» **ABOUT THIS TASK**
Please read the records below and return each line holding the string "selected".

» **THE INPUT**
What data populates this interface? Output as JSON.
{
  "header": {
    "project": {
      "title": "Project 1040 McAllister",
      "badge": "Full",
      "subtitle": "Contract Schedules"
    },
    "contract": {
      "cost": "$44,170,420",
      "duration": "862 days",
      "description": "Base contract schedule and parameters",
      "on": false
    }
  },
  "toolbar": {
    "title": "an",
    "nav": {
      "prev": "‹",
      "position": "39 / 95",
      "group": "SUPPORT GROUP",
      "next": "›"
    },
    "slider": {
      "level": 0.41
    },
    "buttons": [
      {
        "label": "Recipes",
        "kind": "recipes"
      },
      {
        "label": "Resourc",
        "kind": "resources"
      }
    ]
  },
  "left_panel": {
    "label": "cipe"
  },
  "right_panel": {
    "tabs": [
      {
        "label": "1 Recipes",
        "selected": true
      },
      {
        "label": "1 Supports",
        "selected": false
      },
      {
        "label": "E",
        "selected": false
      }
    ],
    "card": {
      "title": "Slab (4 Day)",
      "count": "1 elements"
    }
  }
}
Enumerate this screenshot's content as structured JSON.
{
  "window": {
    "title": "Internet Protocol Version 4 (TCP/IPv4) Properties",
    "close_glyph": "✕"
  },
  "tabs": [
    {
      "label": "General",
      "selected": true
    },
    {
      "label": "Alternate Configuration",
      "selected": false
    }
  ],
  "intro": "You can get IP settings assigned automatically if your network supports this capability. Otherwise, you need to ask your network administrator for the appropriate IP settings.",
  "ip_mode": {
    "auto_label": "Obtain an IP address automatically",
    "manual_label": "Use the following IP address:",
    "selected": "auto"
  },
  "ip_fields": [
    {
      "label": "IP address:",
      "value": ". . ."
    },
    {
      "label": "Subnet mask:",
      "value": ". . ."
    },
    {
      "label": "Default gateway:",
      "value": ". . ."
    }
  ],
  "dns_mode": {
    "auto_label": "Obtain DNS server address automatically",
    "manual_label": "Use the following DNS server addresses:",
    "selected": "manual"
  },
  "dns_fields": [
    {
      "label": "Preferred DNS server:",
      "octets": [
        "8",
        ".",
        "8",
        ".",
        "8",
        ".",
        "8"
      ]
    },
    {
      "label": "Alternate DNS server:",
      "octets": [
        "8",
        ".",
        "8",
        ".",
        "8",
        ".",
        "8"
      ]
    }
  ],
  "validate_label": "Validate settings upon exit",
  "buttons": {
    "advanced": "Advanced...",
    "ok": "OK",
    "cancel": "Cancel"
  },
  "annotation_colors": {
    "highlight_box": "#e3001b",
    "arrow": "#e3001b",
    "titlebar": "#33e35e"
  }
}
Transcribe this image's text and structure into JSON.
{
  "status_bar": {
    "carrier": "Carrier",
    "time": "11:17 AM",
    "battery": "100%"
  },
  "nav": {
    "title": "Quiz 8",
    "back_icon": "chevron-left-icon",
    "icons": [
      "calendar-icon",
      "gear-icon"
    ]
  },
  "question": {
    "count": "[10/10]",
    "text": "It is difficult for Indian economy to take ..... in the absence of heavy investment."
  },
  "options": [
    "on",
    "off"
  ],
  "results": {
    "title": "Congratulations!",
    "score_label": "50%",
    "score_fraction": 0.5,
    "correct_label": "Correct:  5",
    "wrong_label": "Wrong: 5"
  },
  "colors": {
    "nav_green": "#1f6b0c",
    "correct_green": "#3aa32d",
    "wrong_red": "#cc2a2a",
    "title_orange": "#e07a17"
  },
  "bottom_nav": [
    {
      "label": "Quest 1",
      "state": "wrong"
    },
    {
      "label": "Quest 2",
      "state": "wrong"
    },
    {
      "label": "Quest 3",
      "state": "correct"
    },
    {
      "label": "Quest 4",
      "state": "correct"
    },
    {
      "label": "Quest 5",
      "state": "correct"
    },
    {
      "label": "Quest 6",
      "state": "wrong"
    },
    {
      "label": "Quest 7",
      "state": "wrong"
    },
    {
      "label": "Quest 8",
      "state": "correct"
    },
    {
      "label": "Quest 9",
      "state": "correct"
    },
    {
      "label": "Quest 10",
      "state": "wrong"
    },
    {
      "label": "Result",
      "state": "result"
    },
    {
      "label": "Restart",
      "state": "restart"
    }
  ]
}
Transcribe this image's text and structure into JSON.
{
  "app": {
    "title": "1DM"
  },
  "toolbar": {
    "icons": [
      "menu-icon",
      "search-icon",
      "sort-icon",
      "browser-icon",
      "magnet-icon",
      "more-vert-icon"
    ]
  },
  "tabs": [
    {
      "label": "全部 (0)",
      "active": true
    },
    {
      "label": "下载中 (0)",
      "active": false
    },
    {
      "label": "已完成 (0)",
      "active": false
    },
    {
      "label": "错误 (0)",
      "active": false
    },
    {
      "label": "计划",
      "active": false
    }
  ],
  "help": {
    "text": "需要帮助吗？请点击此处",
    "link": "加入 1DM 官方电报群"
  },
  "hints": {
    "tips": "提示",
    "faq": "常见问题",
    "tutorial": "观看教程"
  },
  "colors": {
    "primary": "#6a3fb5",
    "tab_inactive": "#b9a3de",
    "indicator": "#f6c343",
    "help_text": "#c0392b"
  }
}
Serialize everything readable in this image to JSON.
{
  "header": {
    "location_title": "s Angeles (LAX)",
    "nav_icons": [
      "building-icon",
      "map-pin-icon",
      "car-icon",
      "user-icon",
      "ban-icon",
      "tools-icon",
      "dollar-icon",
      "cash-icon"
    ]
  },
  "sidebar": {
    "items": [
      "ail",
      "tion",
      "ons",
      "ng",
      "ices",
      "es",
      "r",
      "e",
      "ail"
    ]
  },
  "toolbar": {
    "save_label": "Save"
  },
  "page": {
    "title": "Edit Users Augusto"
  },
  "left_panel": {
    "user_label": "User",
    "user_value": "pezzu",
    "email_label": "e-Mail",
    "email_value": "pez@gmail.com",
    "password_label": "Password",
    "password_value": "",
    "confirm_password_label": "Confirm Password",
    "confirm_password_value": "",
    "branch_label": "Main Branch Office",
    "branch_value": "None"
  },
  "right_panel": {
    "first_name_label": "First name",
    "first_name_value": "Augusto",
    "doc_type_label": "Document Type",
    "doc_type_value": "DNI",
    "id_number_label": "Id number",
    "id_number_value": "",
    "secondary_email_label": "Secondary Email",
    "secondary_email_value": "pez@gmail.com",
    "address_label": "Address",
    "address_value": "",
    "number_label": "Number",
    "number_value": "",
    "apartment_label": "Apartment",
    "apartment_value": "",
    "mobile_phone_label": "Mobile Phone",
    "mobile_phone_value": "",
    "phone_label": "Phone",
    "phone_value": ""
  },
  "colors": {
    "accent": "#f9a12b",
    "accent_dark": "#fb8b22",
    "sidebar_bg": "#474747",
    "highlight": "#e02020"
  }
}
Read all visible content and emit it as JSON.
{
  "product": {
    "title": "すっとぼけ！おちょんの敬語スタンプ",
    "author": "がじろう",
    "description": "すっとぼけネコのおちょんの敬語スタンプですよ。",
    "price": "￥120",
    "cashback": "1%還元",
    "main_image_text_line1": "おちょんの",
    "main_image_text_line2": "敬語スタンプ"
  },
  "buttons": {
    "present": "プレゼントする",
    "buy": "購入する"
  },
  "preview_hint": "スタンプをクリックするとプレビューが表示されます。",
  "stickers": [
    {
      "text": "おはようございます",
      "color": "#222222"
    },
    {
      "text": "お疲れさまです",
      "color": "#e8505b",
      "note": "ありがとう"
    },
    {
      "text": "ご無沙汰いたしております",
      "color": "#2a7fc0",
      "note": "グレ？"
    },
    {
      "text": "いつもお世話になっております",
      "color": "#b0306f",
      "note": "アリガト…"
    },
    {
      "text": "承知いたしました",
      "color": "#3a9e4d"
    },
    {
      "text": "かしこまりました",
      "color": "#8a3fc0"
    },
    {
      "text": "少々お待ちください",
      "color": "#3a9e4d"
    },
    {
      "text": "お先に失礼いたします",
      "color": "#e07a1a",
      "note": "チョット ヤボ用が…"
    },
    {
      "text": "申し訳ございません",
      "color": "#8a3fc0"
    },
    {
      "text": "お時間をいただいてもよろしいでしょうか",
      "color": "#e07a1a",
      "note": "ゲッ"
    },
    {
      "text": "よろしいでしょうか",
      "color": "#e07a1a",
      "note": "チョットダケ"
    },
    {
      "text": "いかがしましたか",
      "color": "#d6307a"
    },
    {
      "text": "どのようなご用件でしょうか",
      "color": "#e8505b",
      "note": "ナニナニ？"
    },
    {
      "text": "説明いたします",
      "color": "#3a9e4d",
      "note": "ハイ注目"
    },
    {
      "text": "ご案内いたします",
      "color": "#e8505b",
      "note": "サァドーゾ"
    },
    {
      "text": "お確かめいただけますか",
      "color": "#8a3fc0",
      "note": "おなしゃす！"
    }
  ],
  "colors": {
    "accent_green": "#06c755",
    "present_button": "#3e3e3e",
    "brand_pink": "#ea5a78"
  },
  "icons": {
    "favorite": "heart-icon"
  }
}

» **WRITTEN ANSWER**
        "selected": true
        "selected": false
        "selected": false
      "selected": true
      "selected": false
    "selected": "auto"
    "selected": "manual"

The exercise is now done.